▶

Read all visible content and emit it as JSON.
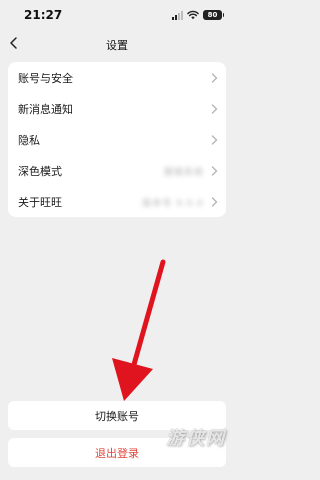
{
  "status_bar": {
    "time": "21:27",
    "battery": "80"
  },
  "nav": {
    "title": "设置"
  },
  "menu": {
    "items": [
      {
        "label": "账号与安全",
        "value": ""
      },
      {
        "label": "新消息通知",
        "value": ""
      },
      {
        "label": "隐私",
        "value": ""
      },
      {
        "label": "深色模式",
        "value": "跟随系统"
      },
      {
        "label": "关于旺旺",
        "value": "版本号 9.0.0"
      }
    ]
  },
  "actions": {
    "switch_account": "切换账号",
    "logout": "退出登录"
  },
  "colors": {
    "logout": "#e0463a",
    "arrow": "#e0141e",
    "background": "#efefef"
  },
  "watermark": "游侠网"
}
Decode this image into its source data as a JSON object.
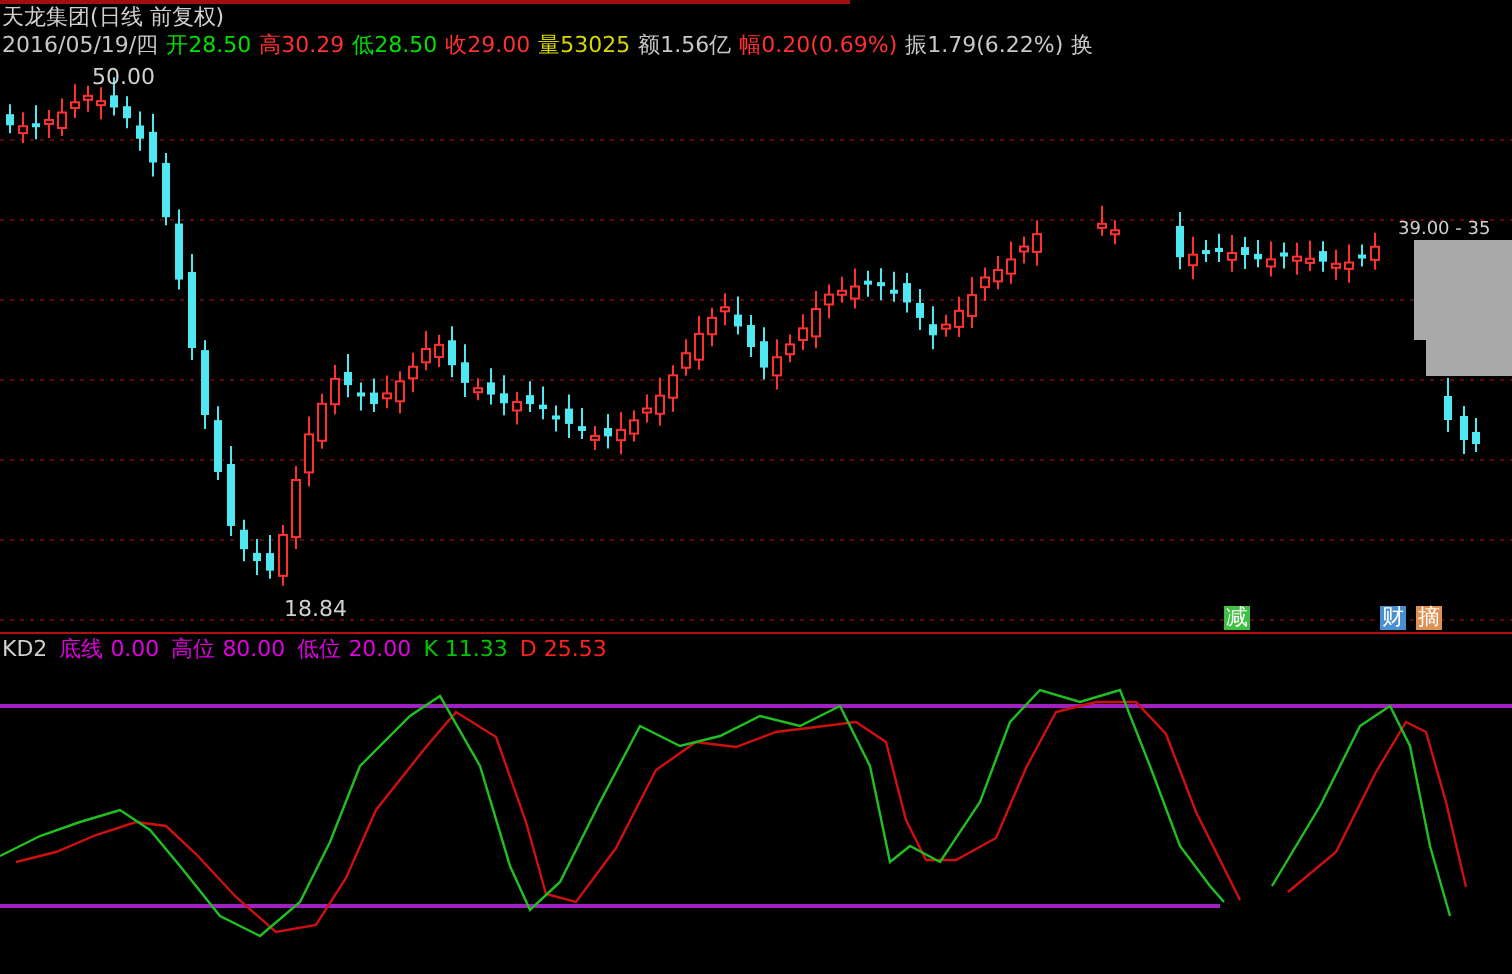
{
  "stock": {
    "title": "天龙集团(日线 前复权)",
    "date": "2016/05/19/四",
    "quote": [
      {
        "label": "开",
        "value": "28.50",
        "color": "#00e000"
      },
      {
        "label": "高",
        "value": "30.29",
        "color": "#ff3030"
      },
      {
        "label": "低",
        "value": "28.50",
        "color": "#00e000"
      },
      {
        "label": "收",
        "value": "29.00",
        "color": "#ff3030"
      },
      {
        "label": "量",
        "value": "53025",
        "color": "#d8d800"
      },
      {
        "label": "额",
        "value": "1.56亿",
        "color": "#c8c8c8"
      },
      {
        "label": "幅",
        "value": "0.20(0.69%)",
        "color": "#ff3030"
      },
      {
        "label": "振",
        "value": "1.79(6.22%)",
        "color": "#c8c8c8"
      },
      {
        "label": "换",
        "color": "#c8c8c8"
      }
    ]
  },
  "price_chart": {
    "high_label": "50.00",
    "low_label": "18.84",
    "range_label": "39.00 - 35",
    "markers": [
      {
        "text": "减",
        "color": "#40c040"
      },
      {
        "text": "财",
        "color": "#4a90d0"
      },
      {
        "text": "摘",
        "color": "#e09050"
      }
    ]
  },
  "indicator": {
    "name": "KD2",
    "params": [
      {
        "label": "底线",
        "value": "0.00",
        "color": "#e000e0"
      },
      {
        "label": "高位",
        "value": "80.00",
        "color": "#e000e0"
      },
      {
        "label": "低位",
        "value": "20.00",
        "color": "#e000e0"
      },
      {
        "label": "K",
        "value": "11.33",
        "color": "#00c800"
      },
      {
        "label": "D",
        "value": "25.53",
        "color": "#ff2020"
      }
    ]
  }
}
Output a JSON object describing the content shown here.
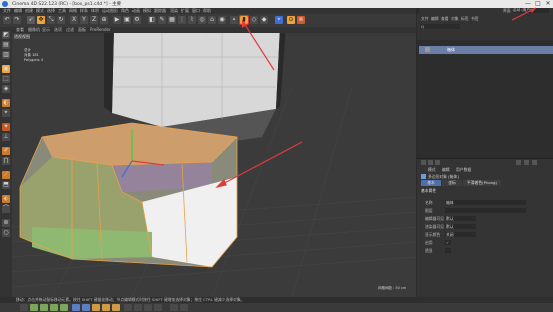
{
  "window": {
    "title": "Cinema 4D S22.123 (RC) - [box_ps1.c4d *] - 主要",
    "minimize": "—",
    "maximize": "□",
    "close": "✕"
  },
  "menu": [
    "文件",
    "编辑",
    "创建",
    "模式",
    "选择",
    "工具",
    "网格",
    "样条",
    "体积",
    "运动图形",
    "角色",
    "动画",
    "模拟",
    "跟踪器",
    "渲染",
    "扩展",
    "窗口",
    "帮助"
  ],
  "right_header": {
    "label": "界面",
    "layout": "启动 (用户) ▾",
    "tabs": [
      "文件",
      "编辑",
      "查看",
      "对象",
      "标签",
      "书签"
    ]
  },
  "viewport": {
    "menu": [
      "查看",
      "摄像机",
      "显示",
      "选项",
      "过滤",
      "面板",
      "ProRender"
    ],
    "label": "透视视图",
    "camera_label": "默认摄像机 ⁰",
    "stats": [
      "总计",
      "对象  181",
      "Polygons  4"
    ],
    "grid_spacing": "网格间距 : 50 cm"
  },
  "object_manager": {
    "search": "Q",
    "selected_object": "箱体"
  },
  "attributes": {
    "tabs_top": [
      "模式",
      "编辑",
      "用户数据"
    ],
    "object_title": "多边形对象 [箱体]",
    "tabs": [
      "基本",
      "坐标",
      "平滑着色(Phong)"
    ],
    "section": "基本属性",
    "rows": [
      {
        "label": "名称",
        "value": "箱体"
      },
      {
        "label": "图层",
        "value": ""
      },
      {
        "label": "编辑器可见",
        "value": "默认"
      },
      {
        "label": "渲染器可见",
        "value": "默认"
      },
      {
        "label": "显示颜色",
        "value": "关闭"
      },
      {
        "label": "启用",
        "value": "✓"
      },
      {
        "label": "透显",
        "value": ""
      }
    ]
  },
  "status": "移动：点击并拖动鼠标移动元素。按住 SHIFT 键量化移动；节点编辑模式时按住 SHIFT 键增加选择对象；按住 CTRL 键减少选择对象。",
  "colors": {
    "accent": "#f0a33a",
    "selection": "#6b7ea8",
    "annotation_arrow": "#e23b3b"
  }
}
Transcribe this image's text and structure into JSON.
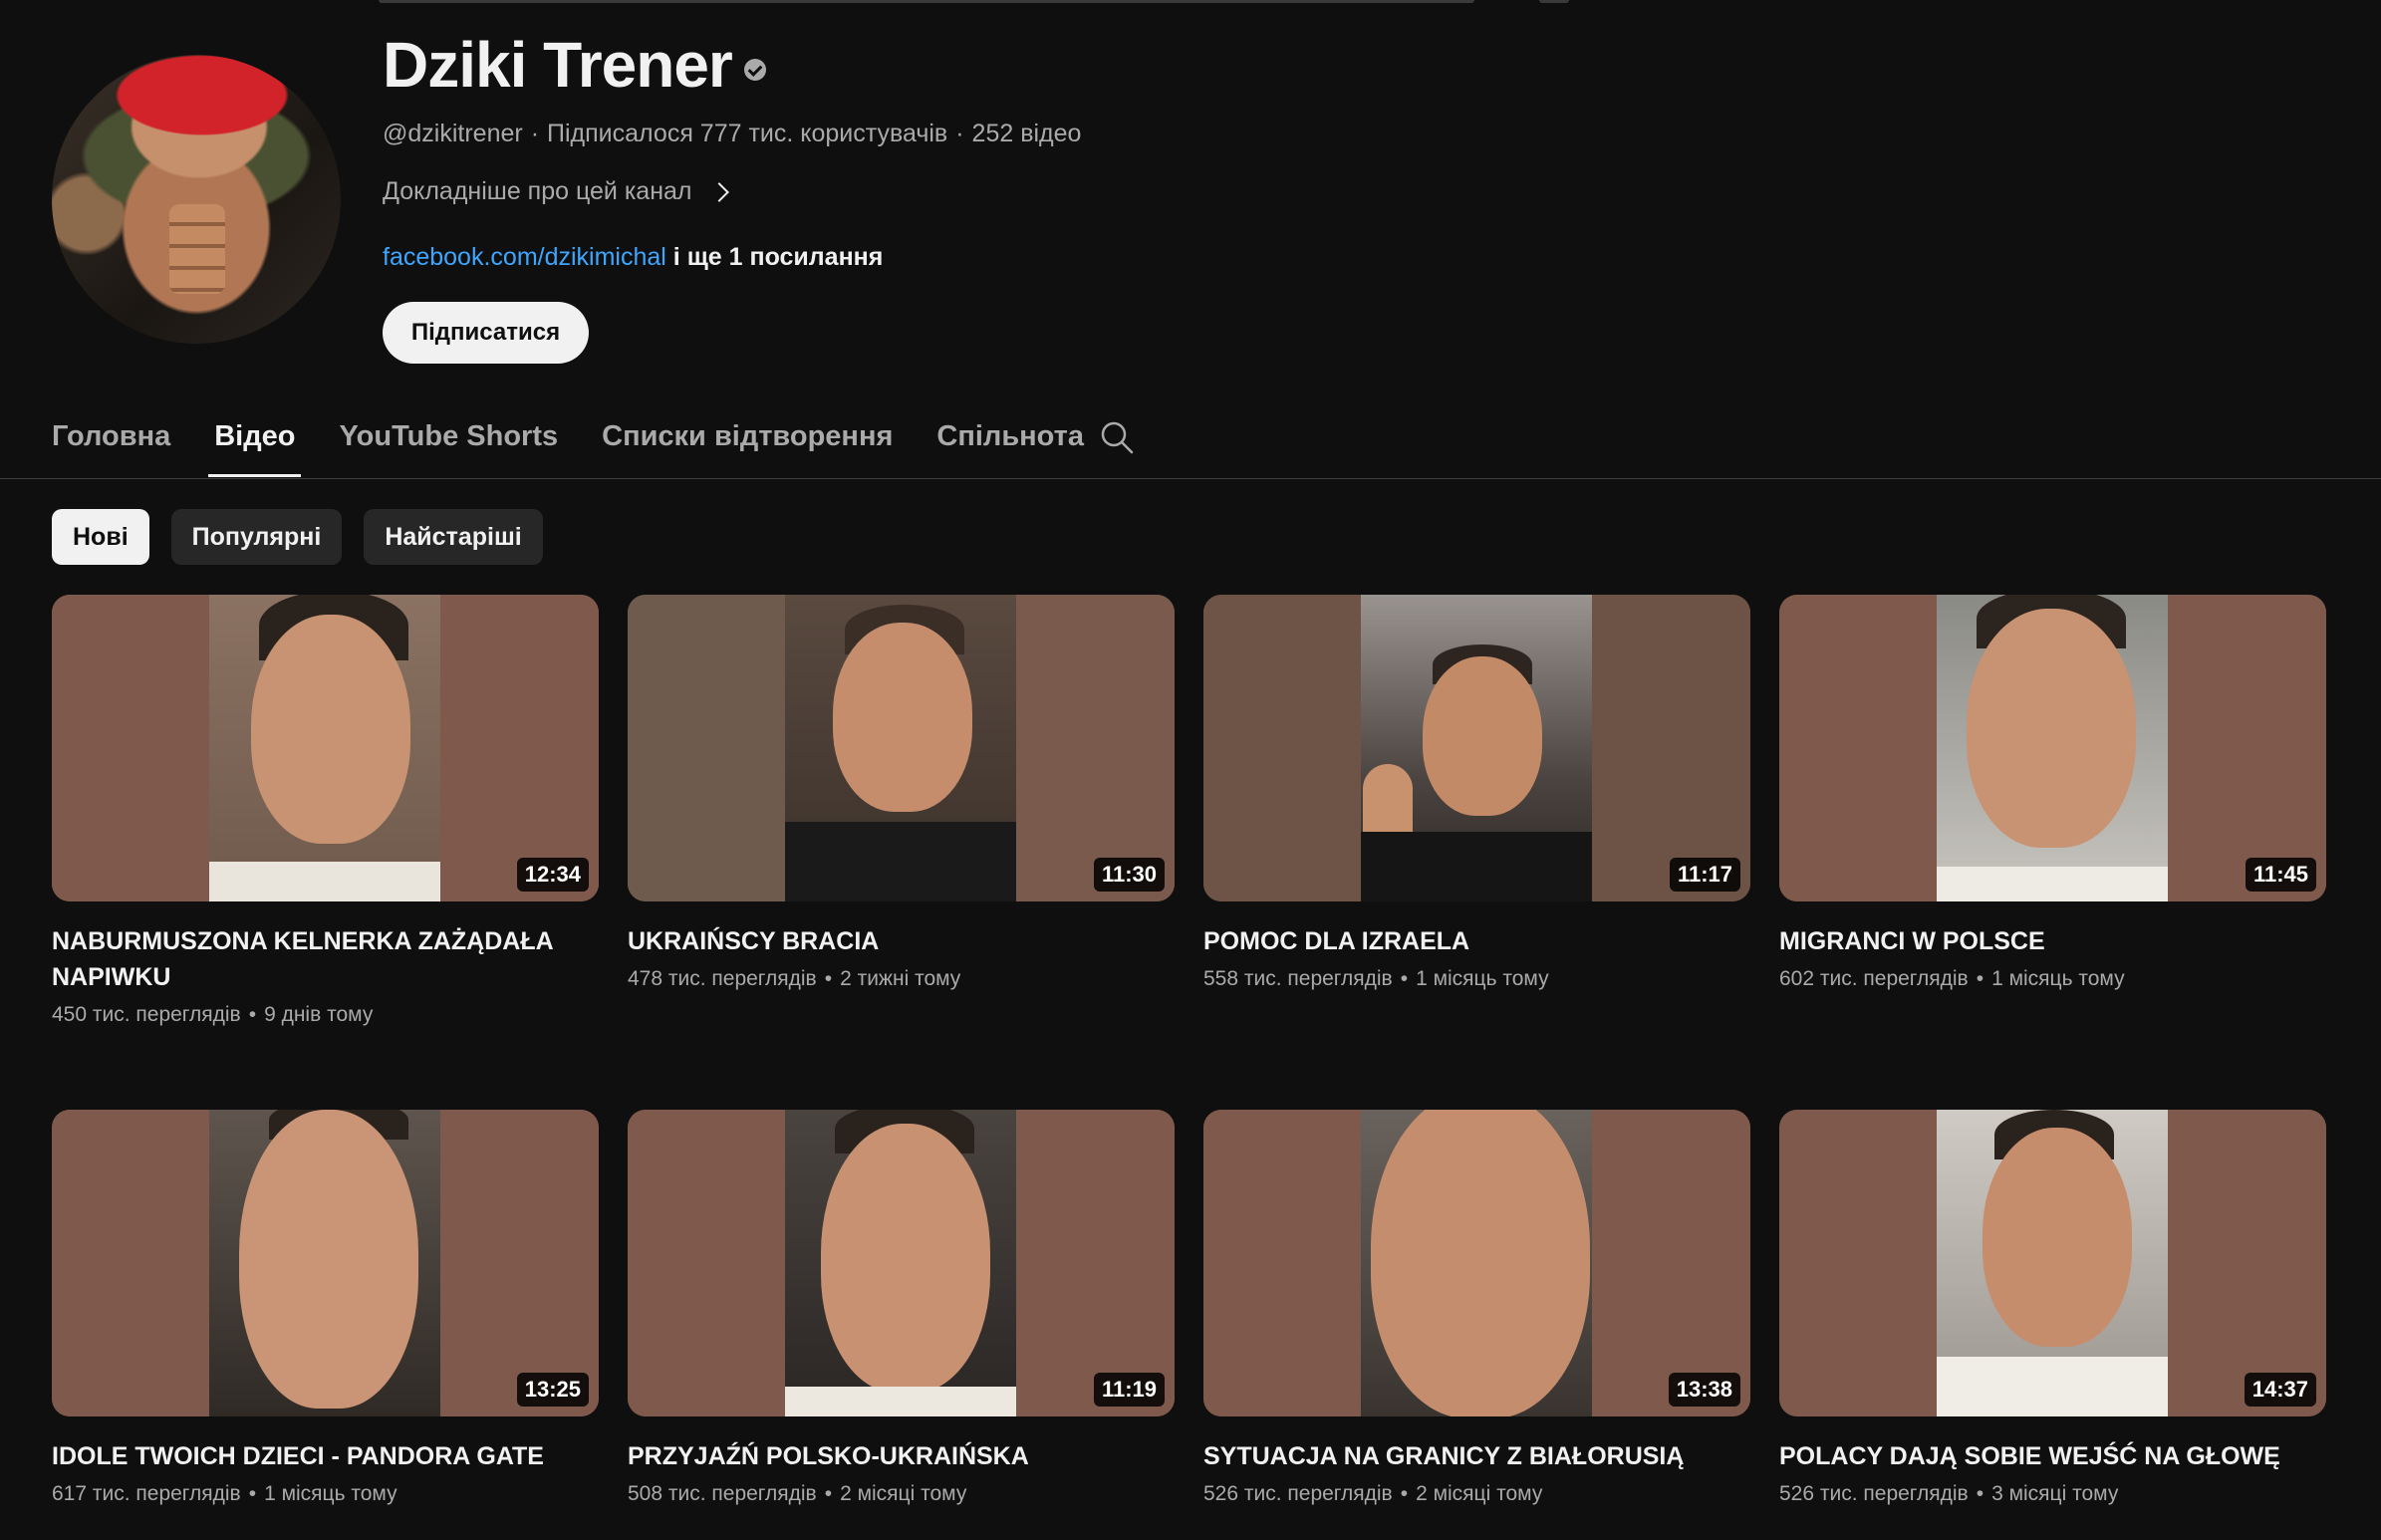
{
  "channel": {
    "name": "Dziki Trener",
    "handle": "@dzikitrener",
    "subscribers": "Підписалося 777 тис. користувачів",
    "video_count": "252 відео",
    "about_label": "Докладніше про цей канал",
    "link_text": "facebook.com/dzikimichal",
    "more_links": "і ще 1 посилання",
    "subscribe_label": "Підписатися"
  },
  "tabs": [
    {
      "label": "Головна",
      "active": false
    },
    {
      "label": "Відео",
      "active": true
    },
    {
      "label": "YouTube Shorts",
      "active": false
    },
    {
      "label": "Списки відтворення",
      "active": false
    },
    {
      "label": "Спільнота",
      "active": false
    }
  ],
  "chips": [
    {
      "label": "Нові",
      "active": true
    },
    {
      "label": "Популярні",
      "active": false
    },
    {
      "label": "Найстаріші",
      "active": false
    }
  ],
  "videos": [
    {
      "title": "NABURMUSZONA KELNERKA ZAŻĄDAŁA NAPIWKU",
      "views": "450 тис. переглядів",
      "age": "9 днів тому",
      "duration": "12:34"
    },
    {
      "title": "UKRAIŃSCY BRACIA",
      "views": "478 тис. переглядів",
      "age": "2 тижні тому",
      "duration": "11:30"
    },
    {
      "title": "POMOC DLA IZRAELA",
      "views": "558 тис. переглядів",
      "age": "1 місяць тому",
      "duration": "11:17"
    },
    {
      "title": "MIGRANCI W POLSCE",
      "views": "602 тис. переглядів",
      "age": "1 місяць тому",
      "duration": "11:45"
    },
    {
      "title": "IDOLE TWOICH DZIECI - PANDORA GATE",
      "views": "617 тис. переглядів",
      "age": "1 місяць тому",
      "duration": "13:25"
    },
    {
      "title": "PRZYJAŹŃ POLSKO-UKRAIŃSKA",
      "views": "508 тис. переглядів",
      "age": "2 місяці тому",
      "duration": "11:19"
    },
    {
      "title": "SYTUACJA NA GRANICY Z BIAŁORUSIĄ",
      "views": "526 тис. переглядів",
      "age": "2 місяці тому",
      "duration": "13:38"
    },
    {
      "title": "POLACY DAJĄ SOBIE WEJŚĆ NA GŁOWĘ",
      "views": "526 тис. переглядів",
      "age": "3 місяці тому",
      "duration": "14:37"
    }
  ],
  "icons": {
    "verified": "verified-check-icon",
    "search": "search-icon",
    "chevron": "chevron-right-icon"
  },
  "colors": {
    "background": "#0f0f0f",
    "link": "#3ea6ff",
    "thumbnail_panel": "#7f5a4c"
  }
}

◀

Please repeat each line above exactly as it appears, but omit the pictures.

Result:
Read all visible content and emit it as JSON.
{
  "status_bar": {
    "time": "21:27",
    "battery": "80"
  },
  "nav": {
    "title": "设置"
  },
  "menu": {
    "items": [
      {
        "label": "账号与安全",
        "value": ""
      },
      {
        "label": "新消息通知",
        "value": ""
      },
      {
        "label": "隐私",
        "value": ""
      },
      {
        "label": "深色模式",
        "value": "跟随系统"
      },
      {
        "label": "关于旺旺",
        "value": "版本号 9.0.0"
      }
    ]
  },
  "actions": {
    "switch_account": "切换账号",
    "logout": "退出登录"
  },
  "colors": {
    "logout": "#e0463a",
    "arrow": "#e0141e",
    "background": "#efefef"
  },
  "watermark": "游侠网"
}
Decode this image into its source data as a JSON object.
{
  "stock": {
    "title": "天龙集团(日线 前复权)",
    "date": "2016/05/19/四",
    "quote": [
      {
        "label": "开",
        "value": "28.50",
        "color": "#00e000"
      },
      {
        "label": "高",
        "value": "30.29",
        "color": "#ff3030"
      },
      {
        "label": "低",
        "value": "28.50",
        "color": "#00e000"
      },
      {
        "label": "收",
        "value": "29.00",
        "color": "#ff3030"
      },
      {
        "label": "量",
        "value": "53025",
        "color": "#d8d800"
      },
      {
        "label": "额",
        "value": "1.56亿",
        "color": "#c8c8c8"
      },
      {
        "label": "幅",
        "value": "0.20(0.69%)",
        "color": "#ff3030"
      },
      {
        "label": "振",
        "value": "1.79(6.22%)",
        "color": "#c8c8c8"
      },
      {
        "label": "换",
        "color": "#c8c8c8"
      }
    ]
  },
  "price_chart": {
    "high_label": "50.00",
    "low_label": "18.84",
    "range_label": "39.00 - 35",
    "markers": [
      {
        "text": "减",
        "color": "#40c040"
      },
      {
        "text": "财",
        "color": "#4a90d0"
      },
      {
        "text": "摘",
        "color": "#e09050"
      }
    ]
  },
  "indicator": {
    "name": "KD2",
    "params": [
      {
        "label": "底线",
        "value": "0.00",
        "color": "#e000e0"
      },
      {
        "label": "高位",
        "value": "80.00",
        "color": "#e000e0"
      },
      {
        "label": "低位",
        "value": "20.00",
        "color": "#e000e0"
      },
      {
        "label": "K",
        "value": "11.33",
        "color": "#00c800"
      },
      {
        "label": "D",
        "value": "25.53",
        "color": "#ff2020"
      }
    ]
  }
}
Output a JSON object describing the content shown here.
{
  "window": {
    "title": "Cinema 4D S22.123 (RC) - [box_ps1.c4d *] - 主要",
    "minimize": "—",
    "maximize": "□",
    "close": "✕"
  },
  "menu": [
    "文件",
    "编辑",
    "创建",
    "模式",
    "选择",
    "工具",
    "网格",
    "样条",
    "体积",
    "运动图形",
    "角色",
    "动画",
    "模拟",
    "跟踪器",
    "渲染",
    "扩展",
    "窗口",
    "帮助"
  ],
  "right_header": {
    "label": "界面",
    "layout": "启动 (用户) ▾",
    "tabs": [
      "文件",
      "编辑",
      "查看",
      "对象",
      "标签",
      "书签"
    ]
  },
  "viewport": {
    "menu": [
      "查看",
      "摄像机",
      "显示",
      "选项",
      "过滤",
      "面板",
      "ProRender"
    ],
    "label": "透视视图",
    "camera_label": "默认摄像机 ⁰",
    "stats": [
      "总计",
      "对象  181",
      "Polygons  4"
    ],
    "grid_spacing": "网格间距 : 50 cm"
  },
  "object_manager": {
    "search": "Q",
    "selected_object": "箱体"
  },
  "attributes": {
    "tabs_top": [
      "模式",
      "编辑",
      "用户数据"
    ],
    "object_title": "多边形对象 [箱体]",
    "tabs": [
      "基本",
      "坐标",
      "平滑着色(Phong)"
    ],
    "section": "基本属性",
    "rows": [
      {
        "label": "名称",
        "value": "箱体"
      },
      {
        "label": "图层",
        "value": ""
      },
      {
        "label": "编辑器可见",
        "value": "默认"
      },
      {
        "label": "渲染器可见",
        "value": "默认"
      },
      {
        "label": "显示颜色",
        "value": "关闭"
      },
      {
        "label": "启用",
        "value": "✓"
      },
      {
        "label": "透显",
        "value": ""
      }
    ]
  },
  "status": "移动：点击并拖动鼠标移动元素。按住 SHIFT 键量化移动；节点编辑模式时按住 SHIFT 键增加选择对象；按住 CTRL 键减少选择对象。",
  "colors": {
    "accent": "#f0a33a",
    "selection": "#6b7ea8",
    "annotation_arrow": "#e23b3b"
  }
}
Transcribe this image's text and structure into JSON.
{
  "channel": {
    "name": "Dziki Trener",
    "handle": "@dzikitrener",
    "subscribers": "Підписалося 777 тис. користувачів",
    "video_count": "252 відео",
    "about_label": "Докладніше про цей канал",
    "link_text": "facebook.com/dzikimichal",
    "more_links": "і ще 1 посилання",
    "subscribe_label": "Підписатися"
  },
  "tabs": [
    {
      "label": "Головна",
      "active": false
    },
    {
      "label": "Відео",
      "active": true
    },
    {
      "label": "YouTube Shorts",
      "active": false
    },
    {
      "label": "Списки відтворення",
      "active": false
    },
    {
      "label": "Спільнота",
      "active": false
    }
  ],
  "chips": [
    {
      "label": "Нові",
      "active": true
    },
    {
      "label": "Популярні",
      "active": false
    },
    {
      "label": "Найстаріші",
      "active": false
    }
  ],
  "videos": [
    {
      "title": "NABURMUSZONA KELNERKA ZAŻĄDAŁA NAPIWKU",
      "views": "450 тис. переглядів",
      "age": "9 днів тому",
      "duration": "12:34"
    },
    {
      "title": "UKRAIŃSCY BRACIA",
      "views": "478 тис. переглядів",
      "age": "2 тижні тому",
      "duration": "11:30"
    },
    {
      "title": "POMOC DLA IZRAELA",
      "views": "558 тис. переглядів",
      "age": "1 місяць тому",
      "duration": "11:17"
    },
    {
      "title": "MIGRANCI W POLSCE",
      "views": "602 тис. переглядів",
      "age": "1 місяць тому",
      "duration": "11:45"
    },
    {
      "title": "IDOLE TWOICH DZIECI - PANDORA GATE",
      "views": "617 тис. переглядів",
      "age": "1 місяць тому",
      "duration": "13:25"
    },
    {
      "title": "PRZYJAŹŃ POLSKO-UKRAIŃSKA",
      "views": "508 тис. переглядів",
      "age": "2 місяці тому",
      "duration": "11:19"
    },
    {
      "title": "SYTUACJA NA GRANICY Z BIAŁORUSIĄ",
      "views": "526 тис. переглядів",
      "age": "2 місяці тому",
      "duration": "13:38"
    },
    {
      "title": "POLACY DAJĄ SOBIE WEJŚĆ NA GŁOWĘ",
      "views": "526 тис. переглядів",
      "age": "3 місяці тому",
      "duration": "14:37"
    }
  ],
  "icons": {
    "verified": "verified-check-icon",
    "search": "search-icon",
    "chevron": "chevron-right-icon"
  },
  "colors": {
    "background": "#0f0f0f",
    "link": "#3ea6ff",
    "thumbnail_panel": "#7f5a4c"
  }
}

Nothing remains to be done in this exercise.